◆ **HOW TO COMPLETE THIS TASK**: Look for "boot" in the listing below. Gather each line that contains it.
□ □ □ □ □
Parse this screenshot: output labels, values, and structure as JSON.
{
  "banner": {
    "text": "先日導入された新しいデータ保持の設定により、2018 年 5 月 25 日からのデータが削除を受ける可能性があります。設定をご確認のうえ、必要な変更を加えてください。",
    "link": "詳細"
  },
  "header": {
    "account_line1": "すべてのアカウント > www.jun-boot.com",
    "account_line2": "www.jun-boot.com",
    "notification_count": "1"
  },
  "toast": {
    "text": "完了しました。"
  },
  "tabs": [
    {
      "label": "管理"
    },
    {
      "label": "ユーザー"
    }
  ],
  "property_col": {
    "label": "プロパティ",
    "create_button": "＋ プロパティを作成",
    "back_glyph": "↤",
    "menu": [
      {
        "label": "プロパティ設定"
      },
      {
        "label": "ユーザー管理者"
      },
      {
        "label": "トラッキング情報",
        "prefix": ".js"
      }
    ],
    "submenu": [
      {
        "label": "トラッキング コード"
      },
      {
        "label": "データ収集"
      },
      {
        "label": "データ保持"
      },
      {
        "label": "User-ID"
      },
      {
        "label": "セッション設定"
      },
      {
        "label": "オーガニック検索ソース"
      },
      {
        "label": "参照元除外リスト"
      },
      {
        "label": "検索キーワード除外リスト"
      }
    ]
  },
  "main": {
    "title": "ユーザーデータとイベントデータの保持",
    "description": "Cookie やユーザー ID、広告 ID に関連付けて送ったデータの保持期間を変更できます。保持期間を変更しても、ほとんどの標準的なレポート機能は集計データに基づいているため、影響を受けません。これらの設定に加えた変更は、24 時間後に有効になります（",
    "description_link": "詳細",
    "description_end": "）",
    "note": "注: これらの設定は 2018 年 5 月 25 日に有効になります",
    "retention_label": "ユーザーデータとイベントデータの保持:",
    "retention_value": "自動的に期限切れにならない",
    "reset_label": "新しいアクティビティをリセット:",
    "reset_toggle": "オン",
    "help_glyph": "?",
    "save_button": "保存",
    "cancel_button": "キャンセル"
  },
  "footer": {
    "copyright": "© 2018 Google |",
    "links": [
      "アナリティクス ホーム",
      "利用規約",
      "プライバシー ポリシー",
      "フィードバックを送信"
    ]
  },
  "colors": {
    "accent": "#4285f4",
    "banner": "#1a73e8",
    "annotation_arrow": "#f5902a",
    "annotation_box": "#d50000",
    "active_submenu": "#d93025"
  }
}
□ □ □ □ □
◆ **ANSWER FOR THE TASK**:
    "account_line1": "すべてのアカウント > www.jun-boot.com",
    "account_line2": "www.jun-boot.com",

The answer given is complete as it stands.